Since Perform or Else has been published, what do you consider to be some of the most surprising developments in the performance stratum?
Jon: What are surprises? Impossibilities suddenly or slowly giving way, arriving with different intensities and bearing distinct flavors: sweet, bitter, tragic… One began unfolding several months after Perform or Else was published in early 2001, a year of many changes: marriage, sale of family home, return to New York City. On September 9th, I buried my father’s ashes in Florida, and in a downpour walked up Broadway on the 10th, and then watched the Towers fall in flames on the 11th, a day I was to teach experience design at NYU. This event and the subsequent war on terror triggered a dramatic set change on the world stage of global performance, a substantive shift in the operations of performative power: the sudden establishment of executive performativity, interrogation via torture, homo sacre data bodies, what I call the society of the spectacle of the scaffold, an anachronistic yet very real theater of operations that breaks, rewires, and reframes the media and torture spectacles analyzed by Debord and Foucault. The modalities of global performativity are still emerging, and while Lyotard marked 1945 as a breakpoint, it’s clear that the years 1968, 1989, and 2001 mark the opening of other cracks, as does 2013 with the Snowden leaks. Like subjects, strata molt in unexpected yet iterative ways.
Can you describe your current project DesignLab for us?

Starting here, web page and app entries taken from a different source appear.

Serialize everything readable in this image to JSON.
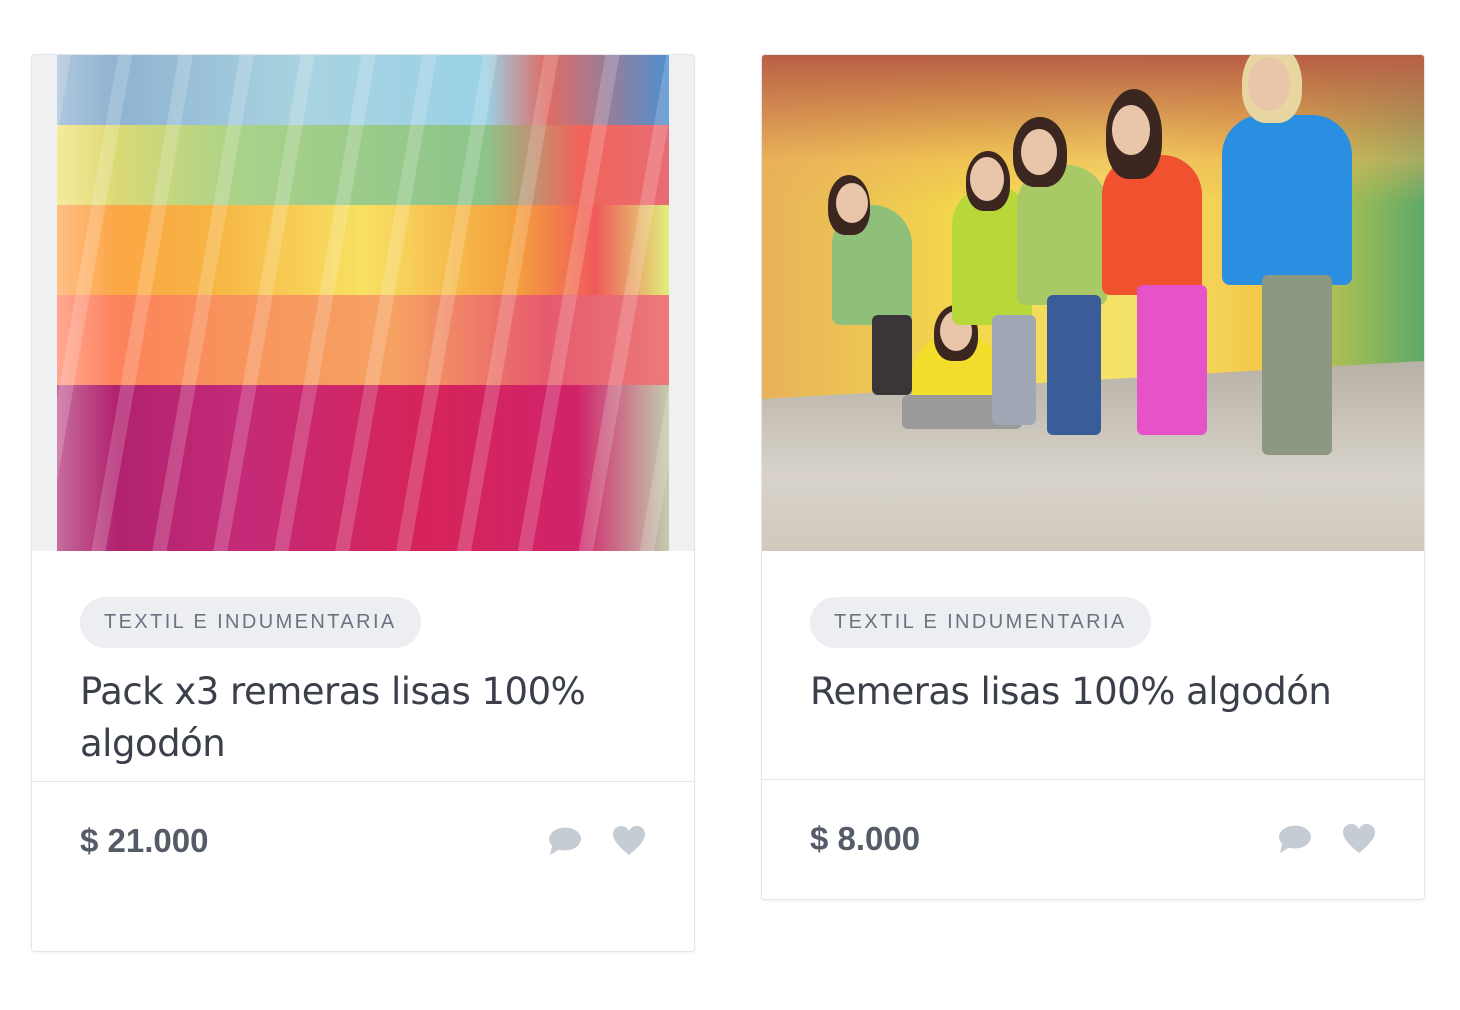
{
  "products": [
    {
      "category": "TEXTIL E INDUMENTARIA",
      "title": "Pack x3 remeras lisas 100% algodón",
      "price": "$ 21.000",
      "icons": [
        "comment-icon",
        "heart-icon"
      ]
    },
    {
      "category": "TEXTIL E INDUMENTARIA",
      "title": "Remeras lisas 100% algodón",
      "price": "$ 8.000",
      "icons": [
        "comment-icon",
        "heart-icon"
      ]
    }
  ],
  "colors": {
    "tag_bg": "#eceef1",
    "tag_text": "#6b7380",
    "title_text": "#3a3f4a",
    "price_text": "#555c68",
    "icon": "#c6ccd4",
    "border": "#e3e6ea"
  }
}
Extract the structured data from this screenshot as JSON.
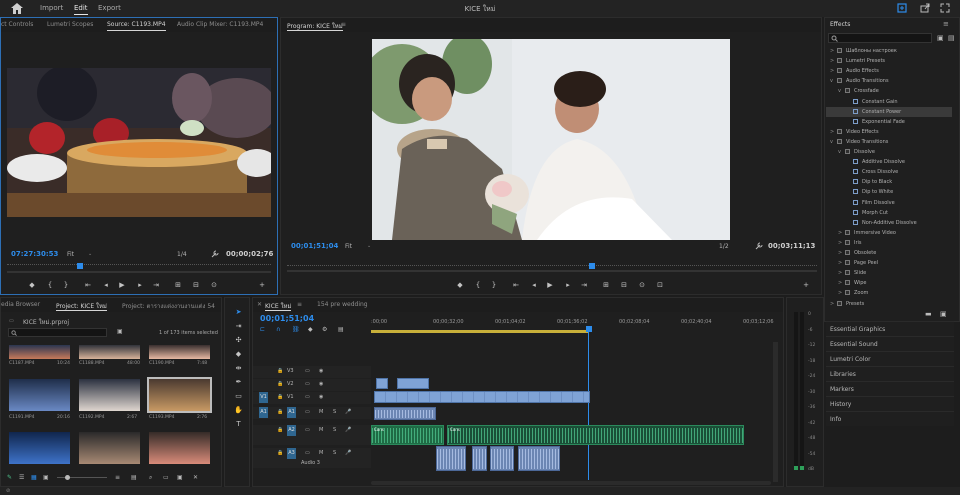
{
  "app": {
    "title": "KICE ใหม่",
    "workspaces": [
      "Import",
      "Edit",
      "Export"
    ],
    "active_workspace": "Edit"
  },
  "source_panel": {
    "tabs": [
      "ct Controls",
      "Lumetri Scopes",
      "Source: C1193.MP4",
      "Audio Clip Mixer: C1193.MP4"
    ],
    "active_tab": "Source: C1193.MP4",
    "timecode": "07:27:30:53",
    "fit": "Fit",
    "ratio": "1/4",
    "duration": "00;00;02;76"
  },
  "program_panel": {
    "tab": "Program: KICE ใหม่",
    "timecode": "00;01;51;04",
    "fit": "Fit",
    "ratio": "1/2",
    "duration": "00;03;11;13"
  },
  "effects_panel": {
    "title": "Effects",
    "items": [
      {
        "label": "Шаблоны настроек",
        "level": 0,
        "type": "folder",
        "twirl": ">"
      },
      {
        "label": "Lumetri Presets",
        "level": 0,
        "type": "folder",
        "twirl": ">"
      },
      {
        "label": "Audio Effects",
        "level": 0,
        "type": "folder",
        "twirl": ">"
      },
      {
        "label": "Audio Transitions",
        "level": 0,
        "type": "folder",
        "twirl": "v"
      },
      {
        "label": "Crossfade",
        "level": 1,
        "type": "folder",
        "twirl": "v"
      },
      {
        "label": "Constant Gain",
        "level": 2,
        "type": "effect",
        "twirl": ""
      },
      {
        "label": "Constant Power",
        "level": 2,
        "type": "effect",
        "twirl": "",
        "selected": true
      },
      {
        "label": "Exponential Fade",
        "level": 2,
        "type": "effect",
        "twirl": ""
      },
      {
        "label": "Video Effects",
        "level": 0,
        "type": "folder",
        "twirl": ">"
      },
      {
        "label": "Video Transitions",
        "level": 0,
        "type": "folder",
        "twirl": "v"
      },
      {
        "label": "Dissolve",
        "level": 1,
        "type": "folder",
        "twirl": "v"
      },
      {
        "label": "Additive Dissolve",
        "level": 2,
        "type": "effect",
        "twirl": ""
      },
      {
        "label": "Cross Dissolve",
        "level": 2,
        "type": "effect",
        "twirl": ""
      },
      {
        "label": "Dip to Black",
        "level": 2,
        "type": "effect",
        "twirl": ""
      },
      {
        "label": "Dip to White",
        "level": 2,
        "type": "effect",
        "twirl": ""
      },
      {
        "label": "Film Dissolve",
        "level": 2,
        "type": "effect",
        "twirl": ""
      },
      {
        "label": "Morph Cut",
        "level": 2,
        "type": "effect",
        "twirl": ""
      },
      {
        "label": "Non-Additive Dissolve",
        "level": 2,
        "type": "effect",
        "twirl": ""
      },
      {
        "label": "Immersive Video",
        "level": 1,
        "type": "folder",
        "twirl": ">"
      },
      {
        "label": "Iris",
        "level": 1,
        "type": "folder",
        "twirl": ">"
      },
      {
        "label": "Obsolete",
        "level": 1,
        "type": "folder",
        "twirl": ">"
      },
      {
        "label": "Page Peel",
        "level": 1,
        "type": "folder",
        "twirl": ">"
      },
      {
        "label": "Slide",
        "level": 1,
        "type": "folder",
        "twirl": ">"
      },
      {
        "label": "Wipe",
        "level": 1,
        "type": "folder",
        "twirl": ">"
      },
      {
        "label": "Zoom",
        "level": 1,
        "type": "folder",
        "twirl": ">"
      },
      {
        "label": "Presets",
        "level": 0,
        "type": "folder",
        "twirl": ">"
      }
    ]
  },
  "side_panels": [
    "Essential Graphics",
    "Essential Sound",
    "Lumetri Color",
    "Libraries",
    "Markers",
    "History",
    "Info"
  ],
  "project_panel": {
    "tabs": [
      "edia Browser",
      "Project: KICE ใหม่",
      "Project: ตารางแต่งงานงานแต่ง 54"
    ],
    "active_tab": "Project: KICE ใหม่",
    "file": "KICE ใหม่.prproj",
    "items_selected": "1 of 173 items selected",
    "clips": [
      {
        "name": "C1187.MP4",
        "dur": "10:24"
      },
      {
        "name": "C1188.MP4",
        "dur": "48:00"
      },
      {
        "name": "C1190.MP4",
        "dur": "7:48"
      },
      {
        "name": "C1191.MP4",
        "dur": "20:16"
      },
      {
        "name": "C1192.MP4",
        "dur": "2:67"
      },
      {
        "name": "C1193.MP4",
        "dur": "2:76"
      },
      {
        "name": "",
        "dur": ""
      },
      {
        "name": "",
        "dur": ""
      },
      {
        "name": "",
        "dur": ""
      }
    ]
  },
  "timeline": {
    "tabs": [
      "KICE ใหม่",
      "154 pre wedding"
    ],
    "active_tab": "KICE ใหม่",
    "timecode": "00;01;51;04",
    "ruler": [
      ":00;00",
      "00;00;32;00",
      "00;01;04;02",
      "00;01;36;02",
      "00;02;08;04",
      "00;02;40;04",
      "00;03;12;06"
    ],
    "video_tracks": [
      "V3",
      "V2",
      "V1"
    ],
    "audio_tracks": [
      "A1",
      "A2",
      "A3"
    ],
    "audio3_name": "Audio 3",
    "source_patch": {
      "v": "V1",
      "a": "A1"
    },
    "clip_labels": [
      "Cons",
      "Cons"
    ]
  },
  "meter_scale": [
    "0",
    "-6",
    "-12",
    "-18",
    "-24",
    "-30",
    "-36",
    "-42",
    "-48",
    "-54",
    "dB"
  ]
}
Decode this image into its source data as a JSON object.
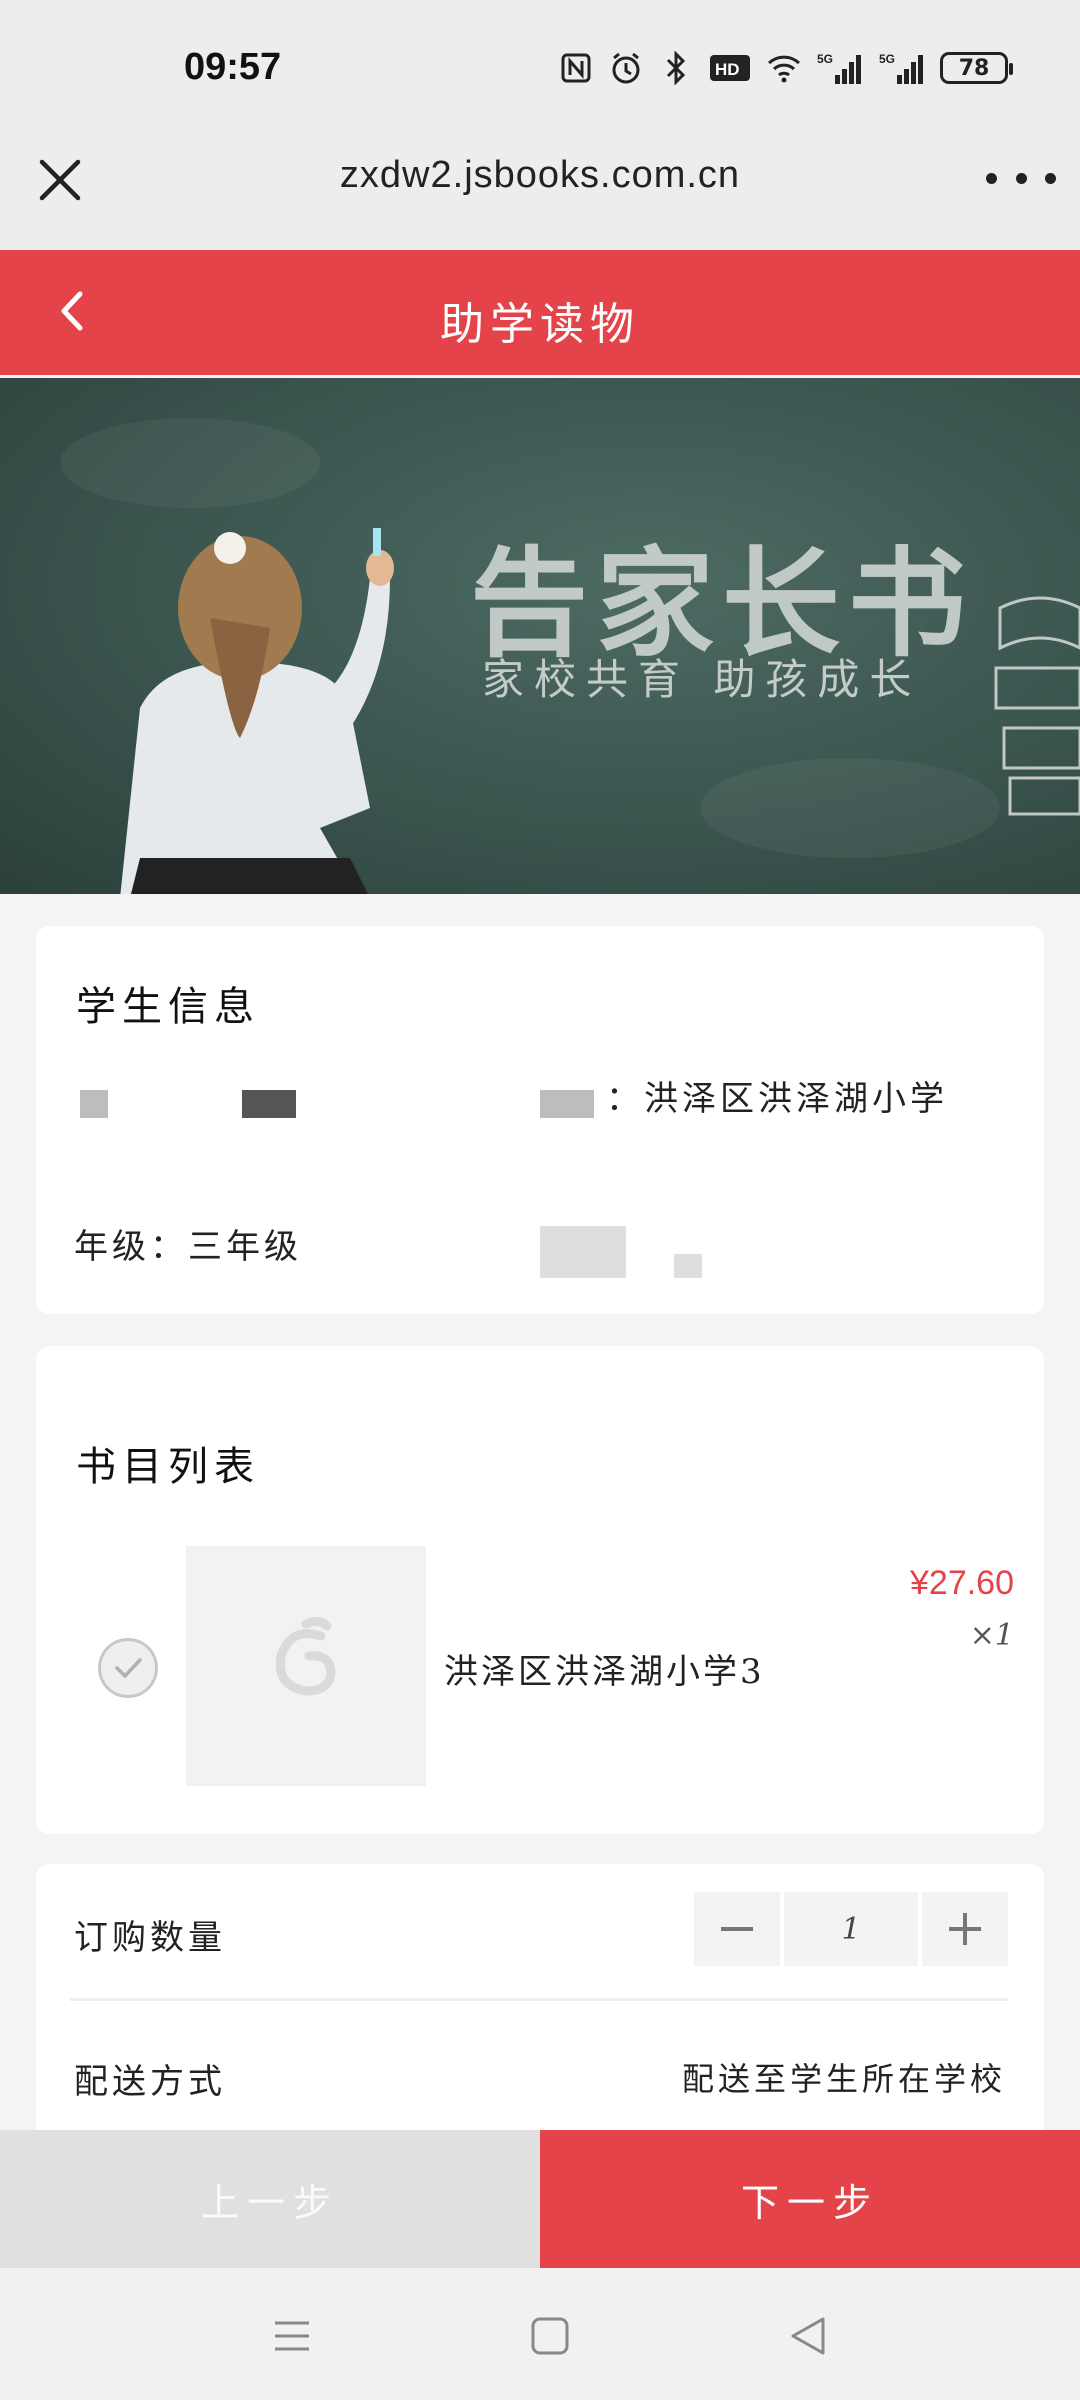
{
  "status_bar": {
    "time": "09:57",
    "icons": [
      "nfc-icon",
      "alarm-icon",
      "bluetooth-icon",
      "hd-icon",
      "wifi-icon",
      "signal-5g-icon",
      "signal-5g-icon"
    ],
    "battery": "78"
  },
  "browser": {
    "url": "zxdw2.jsbooks.com.cn"
  },
  "header": {
    "title": "助学读物"
  },
  "banner": {
    "title": "告家长书",
    "subtitle": "家校共育 助孩成长"
  },
  "student_info": {
    "title": "学生信息",
    "school_value": "：洪泽区洪泽湖小学",
    "grade": "年级：三年级"
  },
  "book_list": {
    "title": "书目列表",
    "items": [
      {
        "name": "洪泽区洪泽湖小学3",
        "price": "¥27.60",
        "qty": "×1"
      }
    ]
  },
  "order": {
    "quantity_label": "订购数量",
    "quantity_value": "1",
    "delivery_label": "配送方式",
    "delivery_value": "配送至学生所在学校"
  },
  "actions": {
    "prev": "上一步",
    "next": "下一步"
  },
  "colors": {
    "accent": "#e44449",
    "price": "#e44449"
  }
}
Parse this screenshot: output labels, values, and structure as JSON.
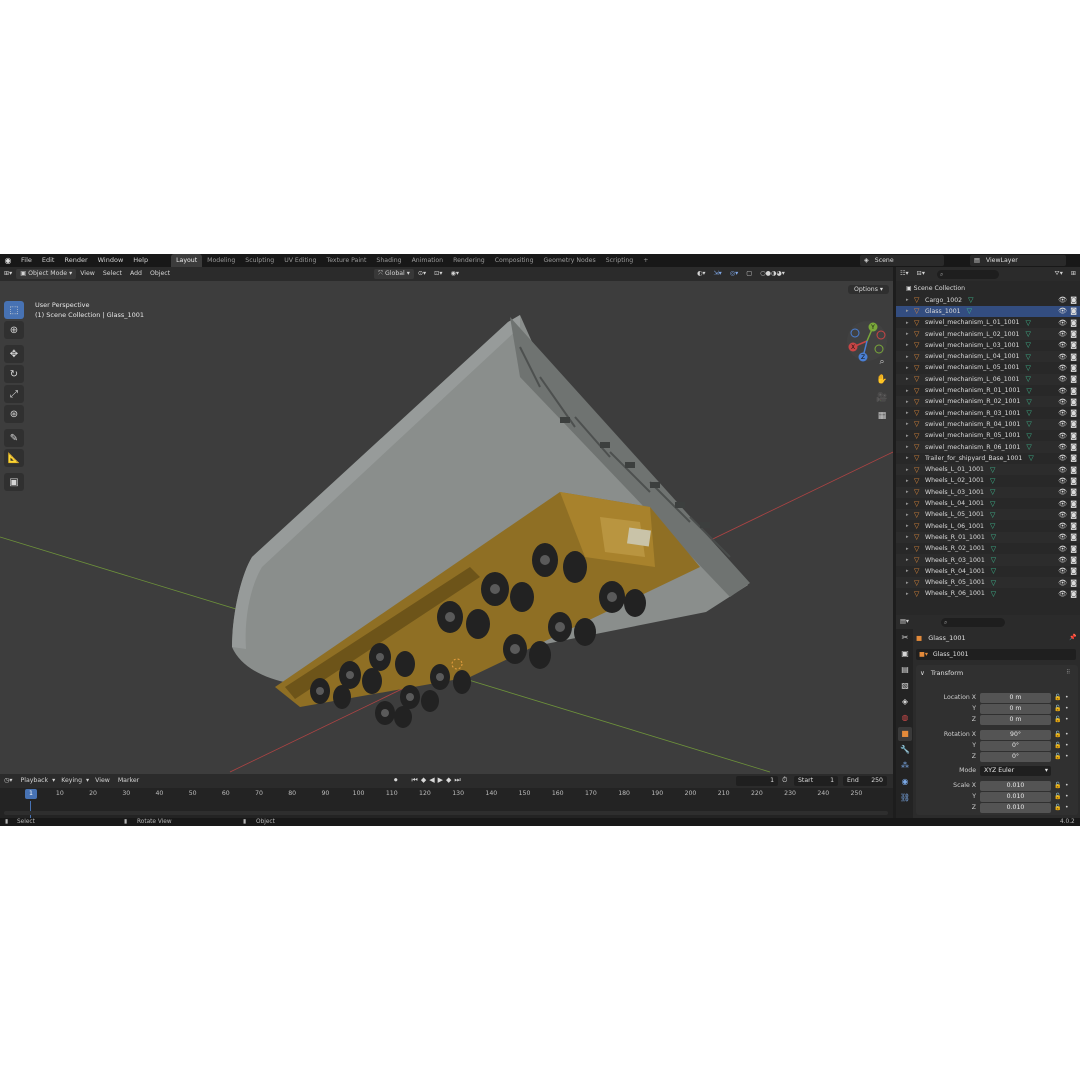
{
  "menus": [
    "File",
    "Edit",
    "Render",
    "Window",
    "Help"
  ],
  "workspaces": [
    "Layout",
    "Modeling",
    "Sculpting",
    "UV Editing",
    "Texture Paint",
    "Shading",
    "Animation",
    "Rendering",
    "Compositing",
    "Geometry Nodes",
    "Scripting"
  ],
  "active_workspace": "Layout",
  "scene_name": "Scene",
  "view_layer": "ViewLayer",
  "viewport": {
    "mode": "Object Mode",
    "menus": [
      "View",
      "Select",
      "Add",
      "Object"
    ],
    "transform_orientation": "Global",
    "options_label": "Options",
    "view_name": "User Perspective",
    "collection_info": "(1) Scene Collection | Glass_1001",
    "gizmo_axes": [
      "X",
      "Y",
      "Z"
    ]
  },
  "timeline": {
    "menus": [
      "Playback",
      "Keying",
      "View",
      "Marker"
    ],
    "current_frame": "1",
    "start_label": "Start",
    "start": "1",
    "end_label": "End",
    "end": "250",
    "ruler_marker": "1",
    "ticks": [
      "10",
      "20",
      "30",
      "40",
      "50",
      "60",
      "70",
      "80",
      "90",
      "100",
      "110",
      "120",
      "130",
      "140",
      "150",
      "160",
      "170",
      "180",
      "190",
      "200",
      "210",
      "220",
      "230",
      "240",
      "250"
    ]
  },
  "status_bar": {
    "select": "Select",
    "rotate": "Rotate View",
    "object": "Object",
    "version": "4.0.2"
  },
  "outliner": {
    "root": "Scene Collection",
    "items": [
      "Cargo_1002",
      "Glass_1001",
      "swivel_mechanism_L_01_1001",
      "swivel_mechanism_L_02_1001",
      "swivel_mechanism_L_03_1001",
      "swivel_mechanism_L_04_1001",
      "swivel_mechanism_L_05_1001",
      "swivel_mechanism_L_06_1001",
      "swivel_mechanism_R_01_1001",
      "swivel_mechanism_R_02_1001",
      "swivel_mechanism_R_03_1001",
      "swivel_mechanism_R_04_1001",
      "swivel_mechanism_R_05_1001",
      "swivel_mechanism_R_06_1001",
      "Trailer_for_shipyard_Base_1001",
      "Wheels_L_01_1001",
      "Wheels_L_02_1001",
      "Wheels_L_03_1001",
      "Wheels_L_04_1001",
      "Wheels_L_05_1001",
      "Wheels_L_06_1001",
      "Wheels_R_01_1001",
      "Wheels_R_02_1001",
      "Wheels_R_03_1001",
      "Wheels_R_04_1001",
      "Wheels_R_05_1001",
      "Wheels_R_06_1001"
    ],
    "selected": "Glass_1001"
  },
  "properties": {
    "object_name": "Glass_1001",
    "datablock_name": "Glass_1001",
    "panel_title": "Transform",
    "location_label": "Location X",
    "location": [
      "0 m",
      "0 m",
      "0 m"
    ],
    "rotation_label": "Rotation X",
    "rotation": [
      "90°",
      "0°",
      "0°"
    ],
    "mode_label": "Mode",
    "mode_value": "XYZ Euler",
    "scale_label": "Scale X",
    "scale": [
      "0.010",
      "0.010",
      "0.010"
    ],
    "axis_y": "Y",
    "axis_z": "Z"
  },
  "colors": {
    "accent": "#4772b3",
    "x_axis": "#c94545",
    "y_axis": "#7aa83a",
    "z_axis": "#4a7fd4",
    "object_icon": "#e38a3a",
    "mesh_icon": "#3fbf93"
  },
  "icons": [
    "blender-logo-icon",
    "cursor-icon",
    "move-icon",
    "rotate-icon",
    "scale-icon",
    "transform-icon",
    "annotate-icon",
    "measure-icon",
    "add-cube-icon",
    "zoom-icon",
    "hand-icon",
    "camera-icon",
    "grid-icon",
    "eye-icon",
    "camera-render-icon",
    "filter-icon",
    "play-icon"
  ]
}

Jon: I currently direct DesignLab at the University of Wisconsin-Madison, assisted by our Associate Director Rosemary Bodolay. DesignLab is more than a project; it’s a digital media consultancy for students and faculty, and our nine graduate consultants come from nine different departments. Our mission is to democratize digitality, just as public education began democratizing literacy in the 19th century. Located in the library, we’ve worked with over 1000 students in two years, helping them create in emerging scholarly genres such as video essays, theory comix, and performance lectures. DesignLab consultants focus primarily on conceptual and aesthetic issues, and though we don’t offer classes, we support potentially any project in any course. In many ways, DesignLab is a concrete instantiation of my research, as its structure and interdisciplinary approach merges cultural, organizational, and technological performances, and we operate in the gap between disciplinary and performative knowledge games. We’ve also helped organize a series of Design Summits to connect designers across campus and beyond, and recently I’ve been working with our School of Human Ecology to explore ways of using design approaches to enhance research, teaching, and service campus-wide. Like performance, design is everywhere yet (almost) nowhere studied.